Equine colic is painful for the horse, and this discomfort will usually be evident, however not all horses will exhibit all or any of the symptoms. Horses also have a higher threshold for pain than their human counterparts, so days may go by before the first signs of horse colic become visible. The pain often comes in waves, and during those painful bouts, the horse will be pawing, looking toward his flank, sweating, laying down more often, and even rolling around. He may have a lowered appetite, frequent yawning and groaning, demonstrate unusual gut noises and/or a refusal to drink water. If you think your horse is colicky, call your veterinarian immediately and keep an eye on the number of times the horse defecates, the moisture level of the manure, whether the stall shows evidence of rolling or thrashing, and the horse’s temperature and pulse rate.
Treatment of Horse Colic
All types of colic are emergencies. Even if you are unsure of whether or not your horse is showing signs of colic, call your vet and give thorough vitals. While waiting for your vet, there are a number of treatments that can be done. If the horse seems to be extremely uncomfortable, walking or trotting can be useful to break up any gas in the intestine. This is also a safer alternative to the horse rolling and thrashing. You can also offer the horse a mash of beet pulp to increase appetite and stimulate intestinal motility. Fresh water should also be offered, as well as grazing for short periods of 10 minutes on and off. Avoid giving any medication, such as bute, until the vet has examined the horse. Most likely a rectal exam will have to be performed, with the possibility of surgery to relieve any twisting.
Proper nutrition and supplementation are extremely important to preventing colic. Horses are hind gut fermenters. This means that the digestive system naturally breaks down the forage in the cecum – a “blind sac” in the intestines that holds foods while it is being broken down by microbes. The nutrients, made up of carbohydrates and volatile fatty acids that provide horses with energy, are then absorbed into the colon. Because of this fermentation process, it is important to provide enough forage – grass and hay – and reduced grains and processed foods. For horses that need to gain weight or are active, soaked beet pulp can be added for calories.
It is difficult to overstate the importance of providing adequate water to horses, especially in winter temperatures when their water supply may freeze. Water helps aid in digestion, electrolyte balance and cellular function. Horses should be drinking at least 8-10 gallons of water a day and more if the weather is hot and he has been sweating. They also need the same amount of water in cold weather and the more roughage a horse consumes, the more water he may need to drink. Water can help break down food in the digestive track and move along any impaction in the intestines. Winter months tend to be the highest for impaction colic, as this is when horses are drinking less water.

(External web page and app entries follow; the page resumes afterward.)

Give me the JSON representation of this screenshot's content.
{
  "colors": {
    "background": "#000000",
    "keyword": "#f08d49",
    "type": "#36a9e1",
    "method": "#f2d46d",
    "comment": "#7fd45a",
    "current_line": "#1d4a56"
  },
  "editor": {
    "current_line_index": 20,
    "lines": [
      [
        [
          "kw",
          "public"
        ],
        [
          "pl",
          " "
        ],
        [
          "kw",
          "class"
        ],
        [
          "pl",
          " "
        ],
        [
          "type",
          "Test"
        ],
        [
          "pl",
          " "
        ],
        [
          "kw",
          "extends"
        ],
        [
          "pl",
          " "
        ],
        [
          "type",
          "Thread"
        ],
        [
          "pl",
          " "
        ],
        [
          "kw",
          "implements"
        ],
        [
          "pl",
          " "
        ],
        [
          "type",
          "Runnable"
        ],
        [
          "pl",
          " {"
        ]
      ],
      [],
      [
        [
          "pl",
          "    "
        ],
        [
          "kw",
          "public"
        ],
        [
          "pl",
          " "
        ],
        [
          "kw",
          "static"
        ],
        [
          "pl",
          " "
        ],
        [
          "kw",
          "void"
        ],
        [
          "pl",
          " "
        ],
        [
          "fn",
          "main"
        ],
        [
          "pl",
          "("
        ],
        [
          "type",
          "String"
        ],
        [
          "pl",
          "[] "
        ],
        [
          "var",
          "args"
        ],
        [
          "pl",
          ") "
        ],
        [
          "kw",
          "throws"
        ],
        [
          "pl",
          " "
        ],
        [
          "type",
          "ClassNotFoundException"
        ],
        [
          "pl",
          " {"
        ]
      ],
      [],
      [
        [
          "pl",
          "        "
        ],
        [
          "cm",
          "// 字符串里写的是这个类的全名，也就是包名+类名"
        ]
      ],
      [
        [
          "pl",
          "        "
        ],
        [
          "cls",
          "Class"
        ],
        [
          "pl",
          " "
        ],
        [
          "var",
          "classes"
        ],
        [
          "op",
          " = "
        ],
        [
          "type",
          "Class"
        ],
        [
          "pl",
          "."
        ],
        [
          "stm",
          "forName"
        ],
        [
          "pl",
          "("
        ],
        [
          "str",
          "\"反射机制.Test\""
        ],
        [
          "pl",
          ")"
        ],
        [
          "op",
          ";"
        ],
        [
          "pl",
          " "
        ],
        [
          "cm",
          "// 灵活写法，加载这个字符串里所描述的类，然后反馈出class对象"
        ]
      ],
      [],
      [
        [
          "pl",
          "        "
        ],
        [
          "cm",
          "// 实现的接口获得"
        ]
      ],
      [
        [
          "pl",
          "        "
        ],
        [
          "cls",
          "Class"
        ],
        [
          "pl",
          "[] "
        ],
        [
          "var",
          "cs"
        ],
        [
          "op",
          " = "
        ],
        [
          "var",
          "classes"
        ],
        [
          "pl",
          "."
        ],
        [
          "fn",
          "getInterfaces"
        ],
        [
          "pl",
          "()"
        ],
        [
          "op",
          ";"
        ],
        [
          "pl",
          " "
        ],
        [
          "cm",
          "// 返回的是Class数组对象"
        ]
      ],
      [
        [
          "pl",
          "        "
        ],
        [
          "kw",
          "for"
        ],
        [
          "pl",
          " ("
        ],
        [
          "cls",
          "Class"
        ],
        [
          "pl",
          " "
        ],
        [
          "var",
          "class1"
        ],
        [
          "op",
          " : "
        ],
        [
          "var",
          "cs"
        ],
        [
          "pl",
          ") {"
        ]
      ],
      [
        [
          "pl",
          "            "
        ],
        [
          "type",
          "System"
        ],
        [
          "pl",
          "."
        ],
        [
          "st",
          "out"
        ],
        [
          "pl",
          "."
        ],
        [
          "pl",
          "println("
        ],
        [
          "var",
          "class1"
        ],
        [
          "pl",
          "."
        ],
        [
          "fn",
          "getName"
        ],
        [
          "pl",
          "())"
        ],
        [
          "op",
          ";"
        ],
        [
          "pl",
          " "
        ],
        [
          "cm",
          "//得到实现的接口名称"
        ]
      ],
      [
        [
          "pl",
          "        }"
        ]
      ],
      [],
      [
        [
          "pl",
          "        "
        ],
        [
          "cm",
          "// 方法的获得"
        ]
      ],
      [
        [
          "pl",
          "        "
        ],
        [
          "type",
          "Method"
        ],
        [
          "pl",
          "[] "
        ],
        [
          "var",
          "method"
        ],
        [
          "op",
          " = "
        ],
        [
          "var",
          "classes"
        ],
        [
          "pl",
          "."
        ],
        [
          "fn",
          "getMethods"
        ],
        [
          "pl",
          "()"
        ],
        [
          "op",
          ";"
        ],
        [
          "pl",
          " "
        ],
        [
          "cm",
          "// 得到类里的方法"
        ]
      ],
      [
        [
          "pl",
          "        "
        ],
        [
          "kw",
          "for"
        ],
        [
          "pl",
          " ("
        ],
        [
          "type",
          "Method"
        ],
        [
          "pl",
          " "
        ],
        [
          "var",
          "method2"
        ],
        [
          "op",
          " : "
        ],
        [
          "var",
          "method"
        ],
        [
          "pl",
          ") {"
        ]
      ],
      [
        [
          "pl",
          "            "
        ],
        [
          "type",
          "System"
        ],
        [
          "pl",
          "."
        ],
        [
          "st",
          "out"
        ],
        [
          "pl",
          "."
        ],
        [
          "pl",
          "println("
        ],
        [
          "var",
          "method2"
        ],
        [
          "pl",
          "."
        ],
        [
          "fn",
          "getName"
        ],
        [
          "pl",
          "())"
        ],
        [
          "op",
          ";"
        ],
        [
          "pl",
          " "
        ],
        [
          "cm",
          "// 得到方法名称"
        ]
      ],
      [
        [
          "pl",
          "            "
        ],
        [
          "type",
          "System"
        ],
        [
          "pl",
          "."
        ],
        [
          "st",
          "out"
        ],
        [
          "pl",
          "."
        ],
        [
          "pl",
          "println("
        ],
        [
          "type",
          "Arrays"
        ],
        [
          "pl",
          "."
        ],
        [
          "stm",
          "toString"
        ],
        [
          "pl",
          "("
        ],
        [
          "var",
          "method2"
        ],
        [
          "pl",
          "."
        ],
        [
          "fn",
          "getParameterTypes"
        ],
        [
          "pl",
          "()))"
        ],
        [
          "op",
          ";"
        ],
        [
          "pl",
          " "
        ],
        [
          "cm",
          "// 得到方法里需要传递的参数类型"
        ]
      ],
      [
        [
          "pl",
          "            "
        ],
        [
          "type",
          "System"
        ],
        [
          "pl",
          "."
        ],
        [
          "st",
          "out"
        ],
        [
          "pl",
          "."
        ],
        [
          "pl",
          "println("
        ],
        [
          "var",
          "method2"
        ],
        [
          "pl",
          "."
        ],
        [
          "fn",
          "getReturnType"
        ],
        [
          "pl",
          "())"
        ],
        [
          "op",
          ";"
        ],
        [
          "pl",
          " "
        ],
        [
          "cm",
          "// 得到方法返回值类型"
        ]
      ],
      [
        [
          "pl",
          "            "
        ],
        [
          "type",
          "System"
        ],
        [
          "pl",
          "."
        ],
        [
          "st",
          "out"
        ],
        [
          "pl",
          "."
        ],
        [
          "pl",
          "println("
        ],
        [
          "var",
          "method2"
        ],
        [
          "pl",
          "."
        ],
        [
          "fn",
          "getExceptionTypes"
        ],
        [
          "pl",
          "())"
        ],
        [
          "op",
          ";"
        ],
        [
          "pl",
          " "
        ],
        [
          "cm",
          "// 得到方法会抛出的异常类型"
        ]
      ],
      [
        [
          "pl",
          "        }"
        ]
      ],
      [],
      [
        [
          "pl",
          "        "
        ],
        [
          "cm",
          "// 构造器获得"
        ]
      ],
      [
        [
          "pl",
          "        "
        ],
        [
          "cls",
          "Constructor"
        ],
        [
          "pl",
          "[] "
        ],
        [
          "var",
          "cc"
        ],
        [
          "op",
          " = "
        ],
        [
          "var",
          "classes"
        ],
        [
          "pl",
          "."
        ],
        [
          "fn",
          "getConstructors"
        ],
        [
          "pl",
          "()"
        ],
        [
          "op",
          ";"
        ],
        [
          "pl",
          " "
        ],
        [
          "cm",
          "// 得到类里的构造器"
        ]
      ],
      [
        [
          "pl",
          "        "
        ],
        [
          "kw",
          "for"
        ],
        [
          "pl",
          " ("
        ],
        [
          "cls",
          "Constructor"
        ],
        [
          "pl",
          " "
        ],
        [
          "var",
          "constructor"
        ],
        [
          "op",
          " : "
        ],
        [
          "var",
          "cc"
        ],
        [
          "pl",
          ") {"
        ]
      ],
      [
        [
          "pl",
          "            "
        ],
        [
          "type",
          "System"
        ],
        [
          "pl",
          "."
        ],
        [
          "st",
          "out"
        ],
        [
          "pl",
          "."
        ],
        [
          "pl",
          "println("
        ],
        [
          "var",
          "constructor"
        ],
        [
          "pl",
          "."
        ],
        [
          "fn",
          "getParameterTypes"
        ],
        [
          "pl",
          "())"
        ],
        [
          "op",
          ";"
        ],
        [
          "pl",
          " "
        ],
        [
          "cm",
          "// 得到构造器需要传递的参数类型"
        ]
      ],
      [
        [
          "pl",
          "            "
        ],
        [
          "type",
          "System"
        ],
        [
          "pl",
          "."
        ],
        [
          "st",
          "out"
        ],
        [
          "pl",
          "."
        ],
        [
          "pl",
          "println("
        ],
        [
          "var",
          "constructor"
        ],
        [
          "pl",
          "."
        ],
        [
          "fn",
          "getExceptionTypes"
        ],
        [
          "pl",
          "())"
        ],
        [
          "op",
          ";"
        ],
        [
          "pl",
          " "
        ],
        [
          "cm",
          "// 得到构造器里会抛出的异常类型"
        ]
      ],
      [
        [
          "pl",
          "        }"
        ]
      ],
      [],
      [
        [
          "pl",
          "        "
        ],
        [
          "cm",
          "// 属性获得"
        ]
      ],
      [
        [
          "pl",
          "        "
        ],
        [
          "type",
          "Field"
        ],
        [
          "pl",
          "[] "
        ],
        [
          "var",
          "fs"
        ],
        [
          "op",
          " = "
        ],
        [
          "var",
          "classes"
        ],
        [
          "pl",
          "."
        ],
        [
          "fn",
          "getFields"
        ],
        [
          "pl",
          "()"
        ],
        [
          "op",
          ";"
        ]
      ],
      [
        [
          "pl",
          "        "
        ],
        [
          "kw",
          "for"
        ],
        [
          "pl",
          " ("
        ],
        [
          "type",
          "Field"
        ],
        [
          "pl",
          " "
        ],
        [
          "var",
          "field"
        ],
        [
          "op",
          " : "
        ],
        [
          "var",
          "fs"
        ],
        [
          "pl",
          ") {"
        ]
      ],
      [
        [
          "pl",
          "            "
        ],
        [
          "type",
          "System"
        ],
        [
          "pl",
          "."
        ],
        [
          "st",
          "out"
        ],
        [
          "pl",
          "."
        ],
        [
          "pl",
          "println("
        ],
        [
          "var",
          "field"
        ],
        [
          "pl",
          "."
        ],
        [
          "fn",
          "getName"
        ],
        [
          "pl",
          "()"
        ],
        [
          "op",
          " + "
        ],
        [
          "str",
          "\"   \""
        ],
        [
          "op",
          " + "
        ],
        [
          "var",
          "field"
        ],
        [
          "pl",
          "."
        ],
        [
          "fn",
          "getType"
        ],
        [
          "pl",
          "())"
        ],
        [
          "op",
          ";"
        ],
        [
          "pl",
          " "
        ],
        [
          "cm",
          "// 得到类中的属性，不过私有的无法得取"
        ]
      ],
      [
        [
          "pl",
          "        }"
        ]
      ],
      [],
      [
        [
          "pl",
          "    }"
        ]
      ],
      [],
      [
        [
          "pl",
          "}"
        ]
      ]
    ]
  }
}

To help intake, water should be above 50 degrees and salt licks can be placed in the field or stall to encourage drinking. Springtime Hoof & Coat Formula to keep electrolytes in balance.
Adequate exercise has also shown to be a significant factor in reducing the incidence of colic, because movement can stimulate gas bubbles through the digestive tract. Stall bound horses should be given extra attention, and if possible, walked daily, as well as given access to free choice hay. Horses that are in the stall for longer parts of the day tend to have slower gut motility than their counterparts in open field. By mimicking, as closely as possible, their natural lifestyle, chances of horse colic prevention rise.
Of all the research available on colic, all of them give the same key advice: a quality nutritional program combined with supplementation, parasite control, exercise and fresh, clean water. However, any changes in diet or exercise, even healthy improvements, should be introduced gradually.